▶ GOAL OF THE EXERCISE:
What you return must be every line below that includes the word "dctest".

-------- MATERIALS PROVIDED --------

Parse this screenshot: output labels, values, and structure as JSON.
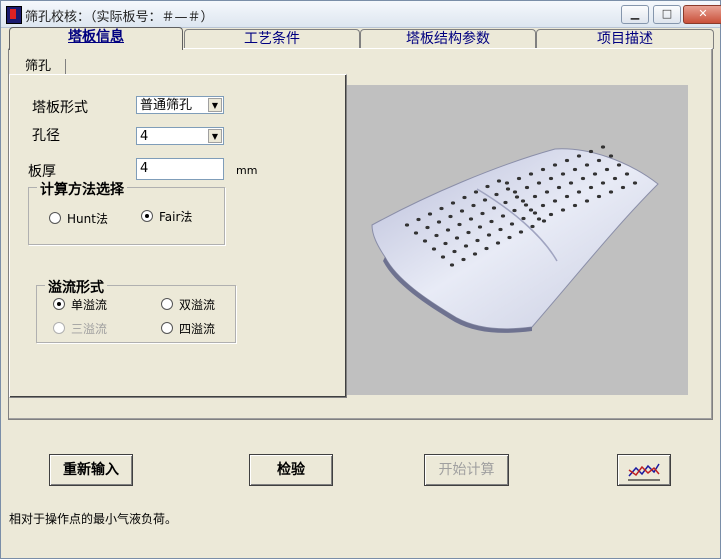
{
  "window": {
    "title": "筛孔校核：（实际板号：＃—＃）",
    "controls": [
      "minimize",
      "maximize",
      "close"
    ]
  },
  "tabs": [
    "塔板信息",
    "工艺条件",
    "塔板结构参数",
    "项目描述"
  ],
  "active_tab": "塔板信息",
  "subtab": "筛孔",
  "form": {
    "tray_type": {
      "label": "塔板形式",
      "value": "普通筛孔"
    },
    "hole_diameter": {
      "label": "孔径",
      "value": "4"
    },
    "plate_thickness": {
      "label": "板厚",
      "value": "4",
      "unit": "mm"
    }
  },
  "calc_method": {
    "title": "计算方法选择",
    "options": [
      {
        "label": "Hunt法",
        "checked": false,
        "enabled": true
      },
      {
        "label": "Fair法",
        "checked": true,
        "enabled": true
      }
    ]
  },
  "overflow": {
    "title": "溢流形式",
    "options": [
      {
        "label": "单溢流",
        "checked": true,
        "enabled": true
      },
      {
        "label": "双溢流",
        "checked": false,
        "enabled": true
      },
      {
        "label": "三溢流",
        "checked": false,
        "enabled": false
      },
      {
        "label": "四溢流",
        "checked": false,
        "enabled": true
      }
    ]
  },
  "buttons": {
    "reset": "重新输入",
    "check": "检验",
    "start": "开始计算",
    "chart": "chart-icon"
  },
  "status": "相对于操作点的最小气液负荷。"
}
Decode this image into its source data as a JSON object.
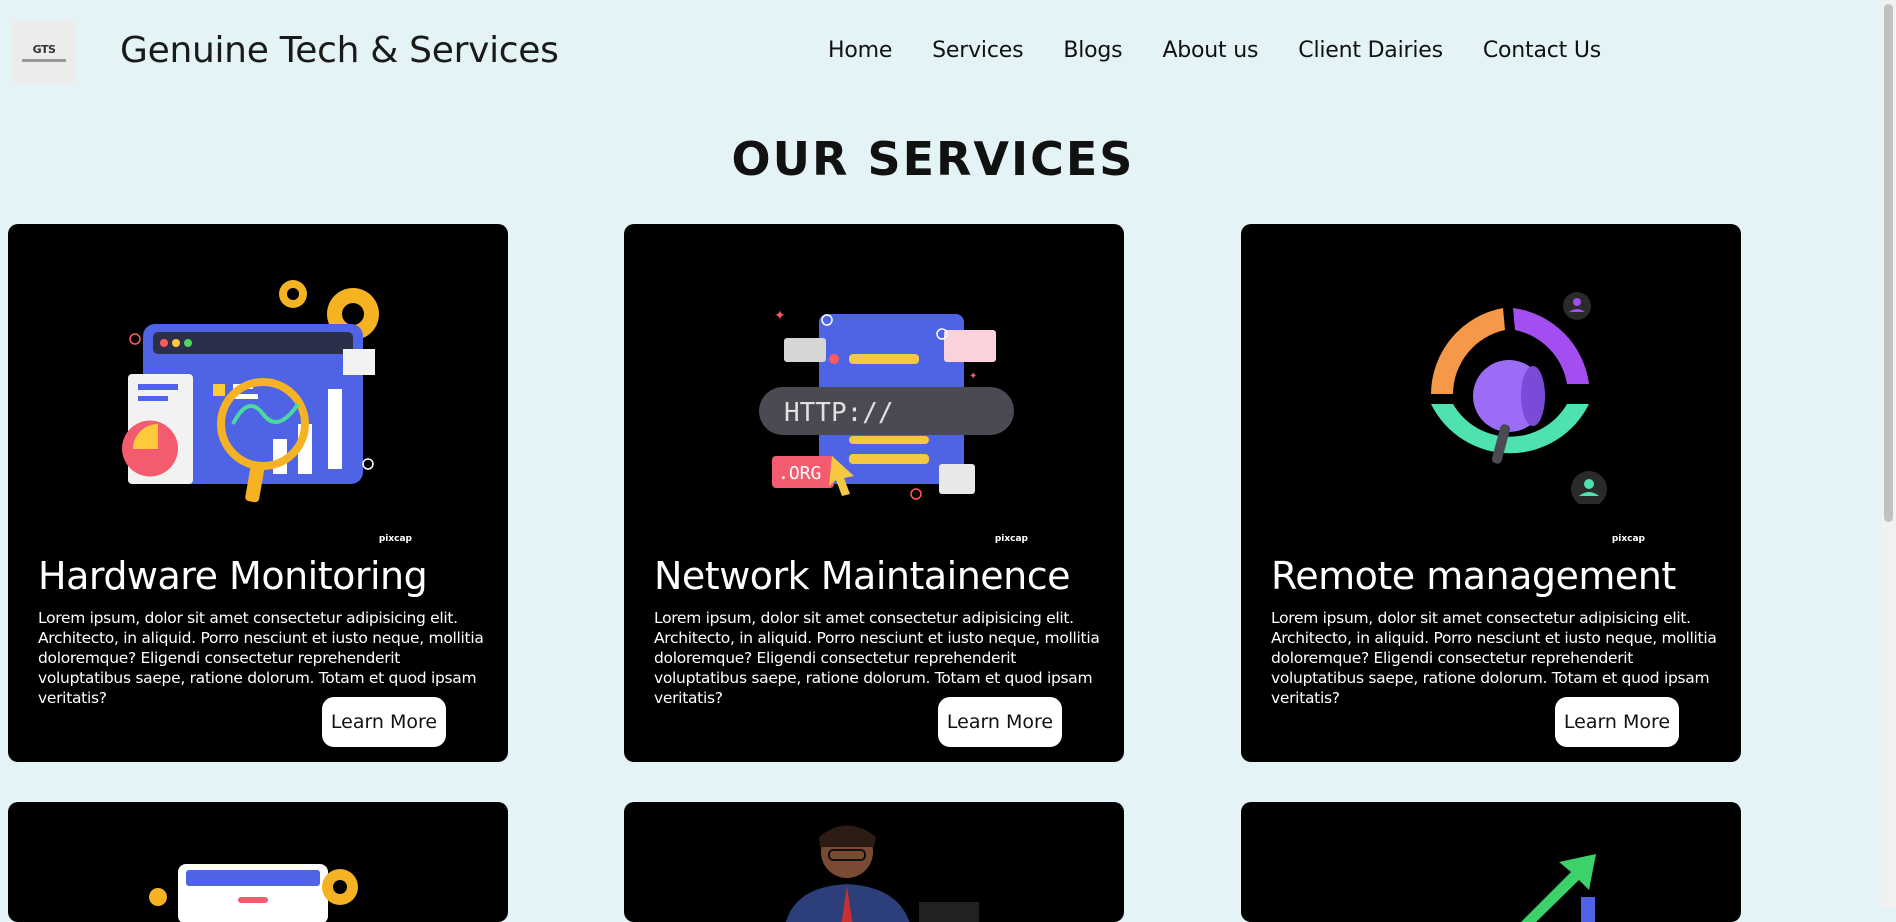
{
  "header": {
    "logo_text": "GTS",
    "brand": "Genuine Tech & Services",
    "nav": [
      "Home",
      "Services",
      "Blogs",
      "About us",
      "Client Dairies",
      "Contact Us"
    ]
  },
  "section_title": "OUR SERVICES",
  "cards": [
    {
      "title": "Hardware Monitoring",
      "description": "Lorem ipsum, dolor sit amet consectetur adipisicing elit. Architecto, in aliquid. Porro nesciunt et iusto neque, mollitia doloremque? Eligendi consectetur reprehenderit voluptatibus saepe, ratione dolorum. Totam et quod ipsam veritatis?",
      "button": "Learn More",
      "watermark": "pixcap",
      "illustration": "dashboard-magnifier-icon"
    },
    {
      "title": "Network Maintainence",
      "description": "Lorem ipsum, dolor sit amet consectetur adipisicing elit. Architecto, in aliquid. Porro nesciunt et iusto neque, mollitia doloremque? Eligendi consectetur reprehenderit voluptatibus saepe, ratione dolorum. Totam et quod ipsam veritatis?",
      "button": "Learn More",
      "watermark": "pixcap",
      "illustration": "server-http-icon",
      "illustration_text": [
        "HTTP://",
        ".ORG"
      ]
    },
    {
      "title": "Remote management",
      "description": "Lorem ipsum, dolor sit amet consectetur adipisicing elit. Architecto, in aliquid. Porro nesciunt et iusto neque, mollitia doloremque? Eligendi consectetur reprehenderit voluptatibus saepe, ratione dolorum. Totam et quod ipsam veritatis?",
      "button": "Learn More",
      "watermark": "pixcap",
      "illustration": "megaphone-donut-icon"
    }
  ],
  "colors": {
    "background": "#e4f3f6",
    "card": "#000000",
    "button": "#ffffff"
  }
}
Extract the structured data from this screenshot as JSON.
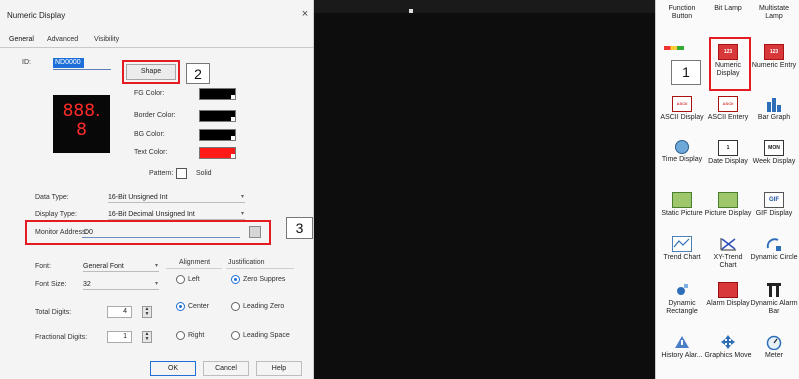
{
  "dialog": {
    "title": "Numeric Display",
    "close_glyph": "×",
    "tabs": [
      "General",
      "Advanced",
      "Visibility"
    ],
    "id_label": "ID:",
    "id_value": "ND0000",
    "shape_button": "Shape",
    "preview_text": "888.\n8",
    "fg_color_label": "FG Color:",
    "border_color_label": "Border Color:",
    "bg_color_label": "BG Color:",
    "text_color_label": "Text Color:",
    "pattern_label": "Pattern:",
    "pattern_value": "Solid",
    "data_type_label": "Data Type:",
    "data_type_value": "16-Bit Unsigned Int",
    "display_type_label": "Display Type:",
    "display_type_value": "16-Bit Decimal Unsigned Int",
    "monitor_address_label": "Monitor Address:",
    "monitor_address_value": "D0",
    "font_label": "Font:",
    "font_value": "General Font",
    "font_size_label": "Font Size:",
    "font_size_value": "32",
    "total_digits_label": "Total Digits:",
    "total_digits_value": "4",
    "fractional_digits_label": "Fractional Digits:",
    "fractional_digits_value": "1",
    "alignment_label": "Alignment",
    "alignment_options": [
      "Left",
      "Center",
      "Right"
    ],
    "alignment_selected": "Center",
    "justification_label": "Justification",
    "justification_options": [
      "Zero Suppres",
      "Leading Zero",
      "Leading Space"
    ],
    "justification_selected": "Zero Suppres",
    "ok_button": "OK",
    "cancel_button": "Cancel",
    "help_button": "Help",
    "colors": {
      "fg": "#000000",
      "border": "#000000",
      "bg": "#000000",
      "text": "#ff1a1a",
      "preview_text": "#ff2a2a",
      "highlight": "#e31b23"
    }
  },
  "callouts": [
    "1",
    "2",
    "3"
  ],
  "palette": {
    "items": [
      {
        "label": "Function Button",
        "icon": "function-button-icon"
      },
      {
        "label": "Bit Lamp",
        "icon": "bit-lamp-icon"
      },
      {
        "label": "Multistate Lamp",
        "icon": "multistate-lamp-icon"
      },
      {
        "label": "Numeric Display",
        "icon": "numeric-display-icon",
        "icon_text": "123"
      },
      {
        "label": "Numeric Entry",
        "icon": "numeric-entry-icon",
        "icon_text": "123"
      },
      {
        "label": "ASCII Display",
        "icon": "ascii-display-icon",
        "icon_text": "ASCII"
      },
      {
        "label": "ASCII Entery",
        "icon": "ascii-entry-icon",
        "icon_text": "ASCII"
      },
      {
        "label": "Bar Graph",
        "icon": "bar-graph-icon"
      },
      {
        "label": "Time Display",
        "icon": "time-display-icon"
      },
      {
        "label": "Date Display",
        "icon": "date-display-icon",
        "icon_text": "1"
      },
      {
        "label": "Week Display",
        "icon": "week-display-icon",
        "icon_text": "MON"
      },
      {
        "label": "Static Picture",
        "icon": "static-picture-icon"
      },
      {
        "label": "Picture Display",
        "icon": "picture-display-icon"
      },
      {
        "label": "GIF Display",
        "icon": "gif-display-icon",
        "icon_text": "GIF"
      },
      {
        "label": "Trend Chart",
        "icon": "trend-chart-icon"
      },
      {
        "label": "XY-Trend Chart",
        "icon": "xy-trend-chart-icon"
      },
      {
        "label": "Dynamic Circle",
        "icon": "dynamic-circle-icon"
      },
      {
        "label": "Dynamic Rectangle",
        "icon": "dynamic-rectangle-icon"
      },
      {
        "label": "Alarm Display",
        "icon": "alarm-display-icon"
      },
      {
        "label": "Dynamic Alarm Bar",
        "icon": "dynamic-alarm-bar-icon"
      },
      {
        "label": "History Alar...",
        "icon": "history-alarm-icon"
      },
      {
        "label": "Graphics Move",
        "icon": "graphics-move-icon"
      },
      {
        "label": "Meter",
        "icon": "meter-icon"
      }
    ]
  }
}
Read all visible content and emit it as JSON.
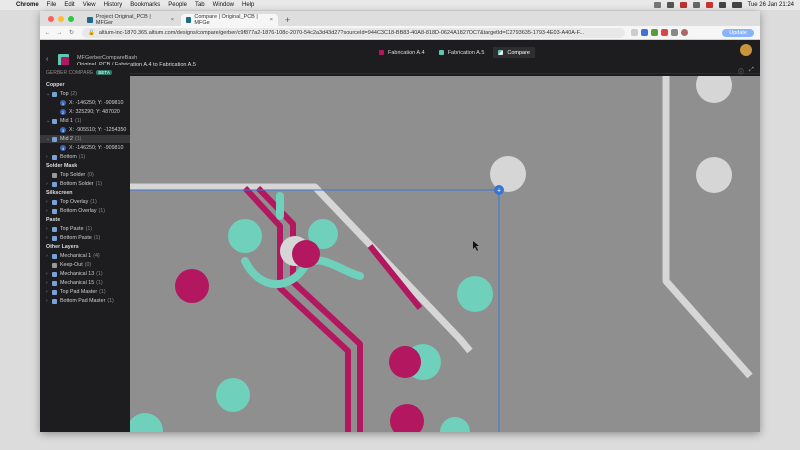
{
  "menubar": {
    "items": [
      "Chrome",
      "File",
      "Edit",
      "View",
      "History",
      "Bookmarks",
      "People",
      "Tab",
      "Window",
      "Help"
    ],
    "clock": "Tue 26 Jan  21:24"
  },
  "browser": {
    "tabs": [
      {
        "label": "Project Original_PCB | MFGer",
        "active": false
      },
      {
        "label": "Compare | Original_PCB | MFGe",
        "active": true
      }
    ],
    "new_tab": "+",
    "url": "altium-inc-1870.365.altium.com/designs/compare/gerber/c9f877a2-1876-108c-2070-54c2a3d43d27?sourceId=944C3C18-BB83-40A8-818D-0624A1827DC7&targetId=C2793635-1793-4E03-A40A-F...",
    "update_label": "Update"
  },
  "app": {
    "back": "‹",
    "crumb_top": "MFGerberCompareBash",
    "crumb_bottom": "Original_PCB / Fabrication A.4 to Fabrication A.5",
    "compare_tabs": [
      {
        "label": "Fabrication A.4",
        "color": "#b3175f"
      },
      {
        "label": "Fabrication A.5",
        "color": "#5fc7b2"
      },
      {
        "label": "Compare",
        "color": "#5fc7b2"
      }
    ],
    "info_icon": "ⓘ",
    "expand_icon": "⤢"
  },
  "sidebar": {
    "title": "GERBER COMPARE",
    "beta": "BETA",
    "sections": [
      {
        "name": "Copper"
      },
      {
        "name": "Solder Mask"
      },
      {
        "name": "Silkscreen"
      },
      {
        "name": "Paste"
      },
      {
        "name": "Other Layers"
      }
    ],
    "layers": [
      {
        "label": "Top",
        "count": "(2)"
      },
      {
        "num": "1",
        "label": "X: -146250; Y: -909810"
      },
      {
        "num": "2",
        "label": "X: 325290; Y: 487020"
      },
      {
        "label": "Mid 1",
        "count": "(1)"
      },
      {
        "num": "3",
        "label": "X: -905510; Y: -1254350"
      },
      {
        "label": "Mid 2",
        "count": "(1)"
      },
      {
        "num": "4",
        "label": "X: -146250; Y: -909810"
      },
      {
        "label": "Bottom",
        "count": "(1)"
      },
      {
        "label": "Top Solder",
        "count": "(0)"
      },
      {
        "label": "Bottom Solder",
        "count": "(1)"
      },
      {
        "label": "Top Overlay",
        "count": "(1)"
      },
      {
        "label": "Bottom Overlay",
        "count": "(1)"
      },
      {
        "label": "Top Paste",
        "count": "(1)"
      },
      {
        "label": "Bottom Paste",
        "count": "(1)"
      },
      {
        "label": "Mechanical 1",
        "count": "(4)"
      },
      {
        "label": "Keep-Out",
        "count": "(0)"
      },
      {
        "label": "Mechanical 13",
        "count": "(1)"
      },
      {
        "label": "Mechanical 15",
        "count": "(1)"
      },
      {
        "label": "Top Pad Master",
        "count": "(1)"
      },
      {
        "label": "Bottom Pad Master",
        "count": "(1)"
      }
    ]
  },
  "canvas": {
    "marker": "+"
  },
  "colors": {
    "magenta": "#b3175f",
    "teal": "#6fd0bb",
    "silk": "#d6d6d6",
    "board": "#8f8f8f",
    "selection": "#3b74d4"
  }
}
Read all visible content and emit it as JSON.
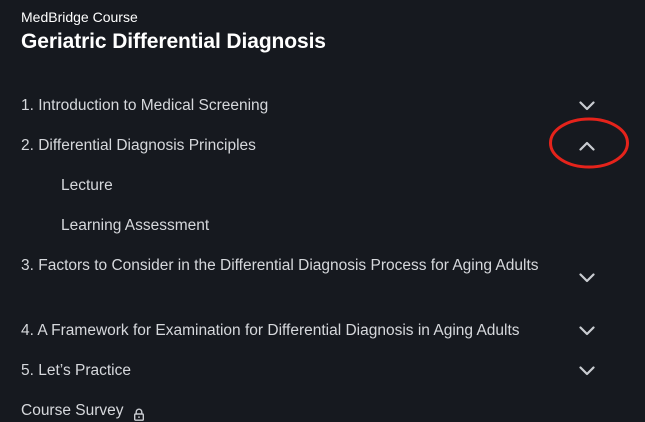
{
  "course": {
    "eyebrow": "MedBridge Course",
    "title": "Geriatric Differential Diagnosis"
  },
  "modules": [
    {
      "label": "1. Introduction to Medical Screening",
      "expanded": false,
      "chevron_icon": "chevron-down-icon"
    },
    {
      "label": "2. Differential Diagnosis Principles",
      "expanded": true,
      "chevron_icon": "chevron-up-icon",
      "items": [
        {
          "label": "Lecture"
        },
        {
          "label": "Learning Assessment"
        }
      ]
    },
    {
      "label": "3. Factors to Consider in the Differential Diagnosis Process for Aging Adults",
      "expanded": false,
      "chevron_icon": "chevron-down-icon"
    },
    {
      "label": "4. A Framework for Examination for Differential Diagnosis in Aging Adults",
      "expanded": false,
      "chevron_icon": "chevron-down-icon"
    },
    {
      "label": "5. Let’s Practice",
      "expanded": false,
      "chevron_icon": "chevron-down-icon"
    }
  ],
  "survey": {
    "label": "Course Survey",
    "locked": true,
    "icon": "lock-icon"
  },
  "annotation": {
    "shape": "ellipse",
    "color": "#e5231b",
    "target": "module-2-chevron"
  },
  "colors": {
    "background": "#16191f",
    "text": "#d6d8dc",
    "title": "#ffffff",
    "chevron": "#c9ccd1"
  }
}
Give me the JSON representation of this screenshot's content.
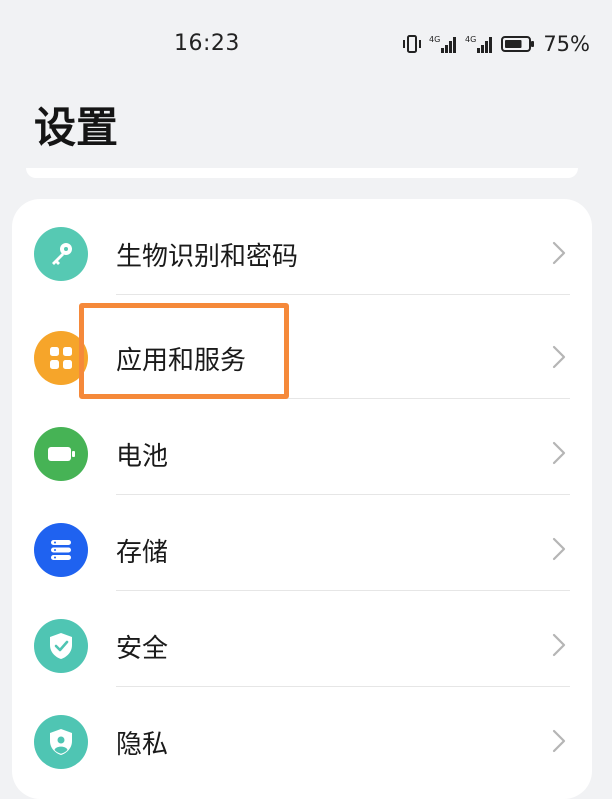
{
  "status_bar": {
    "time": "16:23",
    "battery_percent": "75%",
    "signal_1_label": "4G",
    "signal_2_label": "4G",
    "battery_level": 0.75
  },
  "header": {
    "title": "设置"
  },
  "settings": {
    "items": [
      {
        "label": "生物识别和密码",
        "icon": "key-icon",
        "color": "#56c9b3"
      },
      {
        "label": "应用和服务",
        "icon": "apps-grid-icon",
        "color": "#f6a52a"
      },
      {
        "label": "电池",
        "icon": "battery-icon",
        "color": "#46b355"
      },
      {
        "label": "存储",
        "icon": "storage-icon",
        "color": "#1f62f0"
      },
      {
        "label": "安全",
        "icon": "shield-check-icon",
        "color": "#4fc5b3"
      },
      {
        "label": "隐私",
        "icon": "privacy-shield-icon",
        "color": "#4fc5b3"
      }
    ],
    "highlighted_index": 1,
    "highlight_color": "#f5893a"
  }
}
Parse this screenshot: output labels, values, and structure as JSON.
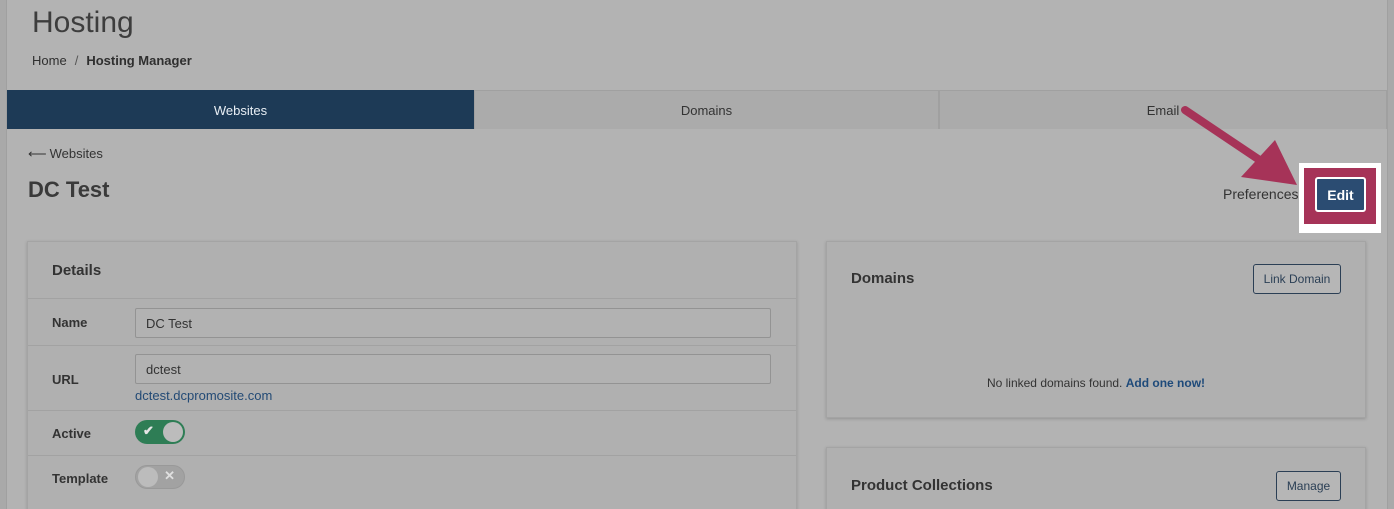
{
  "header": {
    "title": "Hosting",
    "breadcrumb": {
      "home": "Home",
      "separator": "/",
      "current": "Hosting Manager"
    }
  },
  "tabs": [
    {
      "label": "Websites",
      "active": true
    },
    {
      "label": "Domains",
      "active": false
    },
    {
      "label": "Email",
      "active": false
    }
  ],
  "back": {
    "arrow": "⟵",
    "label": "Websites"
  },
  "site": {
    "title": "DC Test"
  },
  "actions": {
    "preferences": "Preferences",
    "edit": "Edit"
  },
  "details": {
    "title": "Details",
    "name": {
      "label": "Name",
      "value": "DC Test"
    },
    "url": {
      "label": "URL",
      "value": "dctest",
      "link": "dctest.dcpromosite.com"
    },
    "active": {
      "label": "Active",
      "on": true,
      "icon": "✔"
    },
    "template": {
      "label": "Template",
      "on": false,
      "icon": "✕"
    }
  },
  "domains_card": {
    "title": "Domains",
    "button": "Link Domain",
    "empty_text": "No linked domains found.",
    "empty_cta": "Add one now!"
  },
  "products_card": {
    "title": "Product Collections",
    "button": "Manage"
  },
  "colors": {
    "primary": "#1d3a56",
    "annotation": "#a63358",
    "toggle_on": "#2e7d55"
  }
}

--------

▶ EXERCISE SOLUTION:
      "value": "dctest",
      "link": "dctest.dcpromosite.com"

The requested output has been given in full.